__Component data from apps and pages__.
•••••
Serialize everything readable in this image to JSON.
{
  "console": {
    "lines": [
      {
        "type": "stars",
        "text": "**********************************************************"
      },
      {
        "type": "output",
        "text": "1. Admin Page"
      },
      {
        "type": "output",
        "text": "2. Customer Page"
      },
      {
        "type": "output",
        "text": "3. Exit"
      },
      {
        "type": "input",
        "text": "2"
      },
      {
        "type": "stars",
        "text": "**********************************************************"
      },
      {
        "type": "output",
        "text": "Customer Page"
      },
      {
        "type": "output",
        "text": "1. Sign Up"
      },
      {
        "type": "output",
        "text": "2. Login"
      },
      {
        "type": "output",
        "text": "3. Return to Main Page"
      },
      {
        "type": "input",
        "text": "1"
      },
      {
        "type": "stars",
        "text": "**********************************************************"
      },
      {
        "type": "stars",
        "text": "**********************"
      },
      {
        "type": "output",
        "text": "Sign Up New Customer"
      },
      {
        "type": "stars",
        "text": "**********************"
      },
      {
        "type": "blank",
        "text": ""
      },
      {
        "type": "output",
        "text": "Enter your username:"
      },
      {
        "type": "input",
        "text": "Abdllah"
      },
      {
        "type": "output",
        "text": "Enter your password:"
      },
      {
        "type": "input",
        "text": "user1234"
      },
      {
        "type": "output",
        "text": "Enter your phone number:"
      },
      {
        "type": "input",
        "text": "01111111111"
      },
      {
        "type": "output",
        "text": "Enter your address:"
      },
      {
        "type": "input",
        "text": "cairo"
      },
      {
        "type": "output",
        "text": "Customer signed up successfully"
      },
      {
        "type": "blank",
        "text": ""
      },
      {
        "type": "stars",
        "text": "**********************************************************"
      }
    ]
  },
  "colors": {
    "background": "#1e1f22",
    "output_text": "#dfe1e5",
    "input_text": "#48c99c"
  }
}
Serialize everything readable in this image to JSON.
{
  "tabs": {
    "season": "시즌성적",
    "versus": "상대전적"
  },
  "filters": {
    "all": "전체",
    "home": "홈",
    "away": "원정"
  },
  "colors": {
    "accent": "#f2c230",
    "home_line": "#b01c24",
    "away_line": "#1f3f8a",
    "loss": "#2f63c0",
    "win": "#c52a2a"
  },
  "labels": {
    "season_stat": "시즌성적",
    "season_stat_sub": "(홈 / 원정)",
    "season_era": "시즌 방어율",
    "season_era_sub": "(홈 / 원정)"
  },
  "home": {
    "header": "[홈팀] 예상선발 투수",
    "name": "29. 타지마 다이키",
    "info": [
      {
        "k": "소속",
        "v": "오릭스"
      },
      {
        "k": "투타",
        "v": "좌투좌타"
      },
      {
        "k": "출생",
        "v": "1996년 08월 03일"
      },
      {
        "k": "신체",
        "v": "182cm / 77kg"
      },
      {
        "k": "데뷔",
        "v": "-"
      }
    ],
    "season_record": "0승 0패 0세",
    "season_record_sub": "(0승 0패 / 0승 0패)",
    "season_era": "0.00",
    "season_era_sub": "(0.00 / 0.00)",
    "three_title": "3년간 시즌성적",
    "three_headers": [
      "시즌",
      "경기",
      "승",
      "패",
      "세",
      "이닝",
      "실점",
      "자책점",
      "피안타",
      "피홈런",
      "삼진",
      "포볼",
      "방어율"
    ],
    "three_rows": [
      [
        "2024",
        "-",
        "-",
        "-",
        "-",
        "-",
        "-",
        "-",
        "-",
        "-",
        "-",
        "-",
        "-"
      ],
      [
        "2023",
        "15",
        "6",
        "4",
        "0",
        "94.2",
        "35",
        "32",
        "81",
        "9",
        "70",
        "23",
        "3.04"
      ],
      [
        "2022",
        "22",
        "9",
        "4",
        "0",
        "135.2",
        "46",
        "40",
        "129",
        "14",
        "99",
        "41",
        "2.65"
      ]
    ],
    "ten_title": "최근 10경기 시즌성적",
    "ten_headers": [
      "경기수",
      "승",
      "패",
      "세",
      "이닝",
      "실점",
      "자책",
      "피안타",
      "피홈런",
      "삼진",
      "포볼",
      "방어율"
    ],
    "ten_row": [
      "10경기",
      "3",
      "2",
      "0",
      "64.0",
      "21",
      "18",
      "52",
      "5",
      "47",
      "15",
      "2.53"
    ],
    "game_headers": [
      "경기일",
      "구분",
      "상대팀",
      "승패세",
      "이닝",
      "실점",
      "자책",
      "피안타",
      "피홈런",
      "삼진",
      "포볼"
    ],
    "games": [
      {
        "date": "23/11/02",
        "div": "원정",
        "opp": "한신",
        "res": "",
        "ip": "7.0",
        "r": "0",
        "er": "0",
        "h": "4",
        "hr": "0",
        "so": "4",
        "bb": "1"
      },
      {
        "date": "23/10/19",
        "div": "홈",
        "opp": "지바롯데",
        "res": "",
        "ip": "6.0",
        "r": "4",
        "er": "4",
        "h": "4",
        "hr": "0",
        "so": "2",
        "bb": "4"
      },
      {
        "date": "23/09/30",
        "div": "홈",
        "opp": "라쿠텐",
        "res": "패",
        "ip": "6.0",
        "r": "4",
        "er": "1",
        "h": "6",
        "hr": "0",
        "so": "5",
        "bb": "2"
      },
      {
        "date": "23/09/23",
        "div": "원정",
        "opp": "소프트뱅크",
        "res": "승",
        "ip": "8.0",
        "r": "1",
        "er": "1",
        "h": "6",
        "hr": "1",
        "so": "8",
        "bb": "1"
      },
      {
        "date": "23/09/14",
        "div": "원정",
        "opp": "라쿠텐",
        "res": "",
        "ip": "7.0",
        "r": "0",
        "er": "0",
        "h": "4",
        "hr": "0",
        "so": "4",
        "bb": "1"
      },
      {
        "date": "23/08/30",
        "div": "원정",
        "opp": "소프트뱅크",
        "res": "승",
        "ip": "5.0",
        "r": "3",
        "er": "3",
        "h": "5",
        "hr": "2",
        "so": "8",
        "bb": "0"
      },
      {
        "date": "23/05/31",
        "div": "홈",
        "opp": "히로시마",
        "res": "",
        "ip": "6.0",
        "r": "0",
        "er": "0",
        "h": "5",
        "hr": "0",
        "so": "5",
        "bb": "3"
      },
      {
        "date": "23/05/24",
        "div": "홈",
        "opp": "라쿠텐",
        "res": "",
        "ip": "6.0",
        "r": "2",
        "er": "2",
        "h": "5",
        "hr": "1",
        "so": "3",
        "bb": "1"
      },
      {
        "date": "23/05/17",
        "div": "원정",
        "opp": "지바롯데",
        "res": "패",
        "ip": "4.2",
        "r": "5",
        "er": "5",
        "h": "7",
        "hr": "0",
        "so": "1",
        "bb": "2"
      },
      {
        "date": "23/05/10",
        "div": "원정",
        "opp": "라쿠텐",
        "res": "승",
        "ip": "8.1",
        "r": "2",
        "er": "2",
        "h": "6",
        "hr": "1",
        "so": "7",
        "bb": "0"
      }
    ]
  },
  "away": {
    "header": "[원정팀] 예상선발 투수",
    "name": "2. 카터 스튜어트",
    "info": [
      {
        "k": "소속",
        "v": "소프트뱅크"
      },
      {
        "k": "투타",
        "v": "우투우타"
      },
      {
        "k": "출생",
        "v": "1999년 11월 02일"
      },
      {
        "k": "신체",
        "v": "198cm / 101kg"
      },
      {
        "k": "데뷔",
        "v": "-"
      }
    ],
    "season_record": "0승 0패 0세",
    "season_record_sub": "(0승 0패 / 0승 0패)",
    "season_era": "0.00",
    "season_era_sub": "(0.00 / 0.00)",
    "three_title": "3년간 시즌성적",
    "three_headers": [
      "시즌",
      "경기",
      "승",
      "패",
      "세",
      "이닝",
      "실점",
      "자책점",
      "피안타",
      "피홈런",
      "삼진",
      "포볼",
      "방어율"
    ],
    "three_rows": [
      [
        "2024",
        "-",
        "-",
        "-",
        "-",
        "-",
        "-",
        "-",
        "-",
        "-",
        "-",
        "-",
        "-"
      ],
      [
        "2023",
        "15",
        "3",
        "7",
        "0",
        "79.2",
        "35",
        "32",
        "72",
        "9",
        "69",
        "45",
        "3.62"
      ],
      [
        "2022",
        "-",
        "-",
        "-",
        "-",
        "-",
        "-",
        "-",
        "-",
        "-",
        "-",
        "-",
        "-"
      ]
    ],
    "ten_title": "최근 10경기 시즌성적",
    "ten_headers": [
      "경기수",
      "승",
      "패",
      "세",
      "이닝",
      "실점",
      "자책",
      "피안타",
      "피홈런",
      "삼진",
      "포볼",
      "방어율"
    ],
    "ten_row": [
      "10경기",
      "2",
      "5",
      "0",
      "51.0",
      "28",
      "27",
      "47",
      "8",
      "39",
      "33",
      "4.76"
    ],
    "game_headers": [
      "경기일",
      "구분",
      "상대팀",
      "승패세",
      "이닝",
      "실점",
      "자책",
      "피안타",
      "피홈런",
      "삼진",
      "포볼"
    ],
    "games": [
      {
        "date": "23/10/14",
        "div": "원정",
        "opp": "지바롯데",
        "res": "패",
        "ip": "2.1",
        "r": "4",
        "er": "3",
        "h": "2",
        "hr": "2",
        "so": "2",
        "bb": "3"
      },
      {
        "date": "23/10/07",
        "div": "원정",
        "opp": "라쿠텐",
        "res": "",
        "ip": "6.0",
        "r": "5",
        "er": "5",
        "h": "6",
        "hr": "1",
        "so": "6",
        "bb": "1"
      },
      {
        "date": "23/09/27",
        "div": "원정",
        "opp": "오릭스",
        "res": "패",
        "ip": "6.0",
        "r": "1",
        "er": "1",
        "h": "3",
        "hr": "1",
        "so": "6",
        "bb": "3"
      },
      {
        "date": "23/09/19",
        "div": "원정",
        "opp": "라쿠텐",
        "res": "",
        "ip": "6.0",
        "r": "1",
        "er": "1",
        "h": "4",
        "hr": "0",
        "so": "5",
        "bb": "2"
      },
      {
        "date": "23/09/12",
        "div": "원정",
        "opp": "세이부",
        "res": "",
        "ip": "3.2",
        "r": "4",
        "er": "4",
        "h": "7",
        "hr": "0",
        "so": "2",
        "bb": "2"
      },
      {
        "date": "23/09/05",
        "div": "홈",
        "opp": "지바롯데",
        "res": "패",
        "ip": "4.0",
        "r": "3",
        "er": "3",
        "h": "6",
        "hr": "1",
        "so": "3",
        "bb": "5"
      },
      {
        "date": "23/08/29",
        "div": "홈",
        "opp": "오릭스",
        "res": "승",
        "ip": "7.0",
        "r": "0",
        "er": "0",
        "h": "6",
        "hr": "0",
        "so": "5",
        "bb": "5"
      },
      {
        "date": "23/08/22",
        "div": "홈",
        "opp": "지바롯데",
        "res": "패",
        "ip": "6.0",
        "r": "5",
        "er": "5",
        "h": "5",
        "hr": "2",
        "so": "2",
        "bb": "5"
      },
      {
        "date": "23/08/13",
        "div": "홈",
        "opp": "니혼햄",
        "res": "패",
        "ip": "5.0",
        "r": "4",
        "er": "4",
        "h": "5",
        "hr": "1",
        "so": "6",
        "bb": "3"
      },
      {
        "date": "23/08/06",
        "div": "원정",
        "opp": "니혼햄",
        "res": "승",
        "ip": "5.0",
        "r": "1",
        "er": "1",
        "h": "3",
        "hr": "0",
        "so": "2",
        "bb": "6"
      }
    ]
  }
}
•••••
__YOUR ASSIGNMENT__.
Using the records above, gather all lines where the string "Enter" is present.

__REPLY TO THE EXERCISE__.
        "text": "Enter your username:"
        "text": "Enter your password:"
        "text": "Enter your phone number:"
        "text": "Enter your address:"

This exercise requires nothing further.